The Gernsback Continuum and Post-Modernism

The Gernsback Continuum by William Gibson follows a man whom is assigned the duty of photographing old futuristic architecture. Initially he does not understand the fascination with the “the more baroque elements of American pop culture” (458). The assignment is handed down from an old friend named Cohen, and accompanying him is Dialta Downes. She is a noted British art-historian that possesses a deep obsession for American culture. She rants on about the “ uniquely American form of architecture that most Americans are scarcely aware of” (458). The narrator is able to recall images of this “phenomena” that she has deeply merged herself with. In Chapter 5 of Postmodernism this is described as depthlessness or a disconnect from tradition. The narrator is blocked off from this reality that Downes glorifies.

As the he carries on, the juxtaposition of the world that never was and the present is provoking. The dreamed world and the real world were compared as he realized that “the Thirties dreamed white marble and slipstream chrome, immortal crystal and burnished bronze..” (460). Whereas the post-war world he lived in was lacking with “cars-no wings for it-and the promised superhighway to drive it down” (460). Somehow the narrator breaks into this mindset of Dailta Downes during his journey. He confides in a friend named Merv Kihn explaining the images he had witnessed. Merv acts as the conspiracy theorist post-modernist with his “skeptical despair about the reality” described in postmodernism(112). Kihn attempts to pull him from the false consciousness that he is feeding into. He explains the unreal images that “people see” and how “these things..nothing’s there, but people see them anyway” (461). Before he entirely loses himself in the totalitarian utopia he understands the semiotic ghost that Merv was describing. He snaps back to reality only to view the world realistically. He finds that viewing the world’s flaws is far better than losing personal authority and touch with himself.

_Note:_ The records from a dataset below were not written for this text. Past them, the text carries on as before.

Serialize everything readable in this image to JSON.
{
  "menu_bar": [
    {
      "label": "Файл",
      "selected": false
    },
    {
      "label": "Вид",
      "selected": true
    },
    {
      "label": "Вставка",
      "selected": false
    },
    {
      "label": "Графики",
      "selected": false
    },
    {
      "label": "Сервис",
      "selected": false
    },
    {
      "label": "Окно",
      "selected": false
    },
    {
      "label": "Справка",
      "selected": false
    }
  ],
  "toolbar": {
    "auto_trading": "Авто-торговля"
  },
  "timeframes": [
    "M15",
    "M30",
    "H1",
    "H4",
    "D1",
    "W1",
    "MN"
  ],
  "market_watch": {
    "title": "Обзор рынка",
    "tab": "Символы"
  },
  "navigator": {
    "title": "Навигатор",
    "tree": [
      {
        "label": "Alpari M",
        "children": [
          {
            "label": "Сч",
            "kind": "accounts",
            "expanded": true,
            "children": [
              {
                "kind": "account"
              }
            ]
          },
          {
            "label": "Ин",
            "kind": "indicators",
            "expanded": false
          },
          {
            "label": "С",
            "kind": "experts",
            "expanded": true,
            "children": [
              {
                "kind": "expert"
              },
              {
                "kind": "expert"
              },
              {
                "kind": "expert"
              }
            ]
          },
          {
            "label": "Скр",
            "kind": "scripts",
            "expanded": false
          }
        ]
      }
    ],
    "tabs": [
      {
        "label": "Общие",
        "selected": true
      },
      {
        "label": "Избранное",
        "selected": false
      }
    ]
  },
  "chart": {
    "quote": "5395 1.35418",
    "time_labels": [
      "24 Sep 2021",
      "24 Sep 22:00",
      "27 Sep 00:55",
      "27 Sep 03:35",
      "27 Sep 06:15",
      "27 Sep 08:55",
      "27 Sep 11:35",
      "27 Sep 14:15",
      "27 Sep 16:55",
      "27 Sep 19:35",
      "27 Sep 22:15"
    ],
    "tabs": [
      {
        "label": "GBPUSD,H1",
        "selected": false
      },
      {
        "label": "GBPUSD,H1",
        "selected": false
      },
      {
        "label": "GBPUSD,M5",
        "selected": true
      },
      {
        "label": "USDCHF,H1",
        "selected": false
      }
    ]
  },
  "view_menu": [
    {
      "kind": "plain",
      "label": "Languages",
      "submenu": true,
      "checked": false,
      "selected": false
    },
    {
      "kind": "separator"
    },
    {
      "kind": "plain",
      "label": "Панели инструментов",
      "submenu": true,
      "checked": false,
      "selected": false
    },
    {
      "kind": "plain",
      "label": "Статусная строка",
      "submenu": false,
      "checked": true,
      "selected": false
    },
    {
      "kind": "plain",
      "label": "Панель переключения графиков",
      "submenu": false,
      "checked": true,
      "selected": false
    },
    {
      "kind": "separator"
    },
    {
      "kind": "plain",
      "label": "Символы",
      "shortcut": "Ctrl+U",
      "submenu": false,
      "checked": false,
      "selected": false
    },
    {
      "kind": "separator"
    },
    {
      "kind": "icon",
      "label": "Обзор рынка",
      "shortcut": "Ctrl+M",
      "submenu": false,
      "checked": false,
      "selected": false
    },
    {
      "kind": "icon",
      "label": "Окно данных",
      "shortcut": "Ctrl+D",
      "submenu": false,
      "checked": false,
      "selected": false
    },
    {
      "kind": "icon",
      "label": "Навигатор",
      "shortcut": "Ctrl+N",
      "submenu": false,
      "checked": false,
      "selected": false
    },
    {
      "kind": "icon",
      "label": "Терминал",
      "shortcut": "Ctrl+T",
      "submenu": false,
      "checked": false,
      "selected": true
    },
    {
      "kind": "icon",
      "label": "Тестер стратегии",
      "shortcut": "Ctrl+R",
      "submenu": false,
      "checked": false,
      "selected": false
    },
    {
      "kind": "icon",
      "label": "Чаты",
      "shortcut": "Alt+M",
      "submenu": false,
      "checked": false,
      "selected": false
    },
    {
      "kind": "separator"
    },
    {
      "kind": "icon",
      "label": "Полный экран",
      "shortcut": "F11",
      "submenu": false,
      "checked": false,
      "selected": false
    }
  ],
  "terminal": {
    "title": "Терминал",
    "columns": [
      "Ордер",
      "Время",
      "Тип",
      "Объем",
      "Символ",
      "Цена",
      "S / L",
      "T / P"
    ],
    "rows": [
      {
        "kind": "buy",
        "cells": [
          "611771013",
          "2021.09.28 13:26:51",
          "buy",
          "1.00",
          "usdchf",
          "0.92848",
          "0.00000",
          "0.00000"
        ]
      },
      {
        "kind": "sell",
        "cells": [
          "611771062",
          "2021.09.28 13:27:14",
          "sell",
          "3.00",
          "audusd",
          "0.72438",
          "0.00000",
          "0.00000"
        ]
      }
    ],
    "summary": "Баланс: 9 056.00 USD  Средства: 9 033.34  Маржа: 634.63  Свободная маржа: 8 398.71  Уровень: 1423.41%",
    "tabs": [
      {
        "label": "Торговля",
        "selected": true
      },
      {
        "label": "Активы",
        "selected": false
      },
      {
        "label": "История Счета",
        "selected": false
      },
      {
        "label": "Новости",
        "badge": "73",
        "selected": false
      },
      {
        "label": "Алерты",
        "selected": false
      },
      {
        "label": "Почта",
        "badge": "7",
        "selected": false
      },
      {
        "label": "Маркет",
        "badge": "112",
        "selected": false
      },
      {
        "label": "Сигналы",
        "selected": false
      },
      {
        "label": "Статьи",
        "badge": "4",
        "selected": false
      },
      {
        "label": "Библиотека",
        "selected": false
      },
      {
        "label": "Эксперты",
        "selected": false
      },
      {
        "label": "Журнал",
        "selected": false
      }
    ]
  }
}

Hugo Grensback is referenced in this short story as he coined the term “science fiction”. Grensback was a Jewish writer and magazine publisher. Merv hints to a sci-fi world as he describes aliens and attacking severed bear heads. Ironically the narrator mentions stadiums built by Albert Speer for Adolf Hitler. This play on forms of utopias and their ineffectiveness in zeroed in on. He notices that Downes ideal image is exclusive and mostly made up of individuals that “ were white, blond, and they probably had blue eyes” (463). This mimics the ideal Germany that Hilter set out to create. However, one could imagine that Hugo, one of the most well know creators of these alternate worlds may have had some objections to a mirrored Nazi utopia. This continuum or series of extreme similarities and differences leaves much to be questioned.

These readings directly connect to Rabkin’s Atavism and Utopia which describes an utopia as no place or belonging to the future. The narrator visits the past during, the future that was imagined and found that things fell short. The concepts of dystopia and utopia remain in question as perception truly is everything. Postmodernism explains these falsehoods as reality is often distorted and fabricated.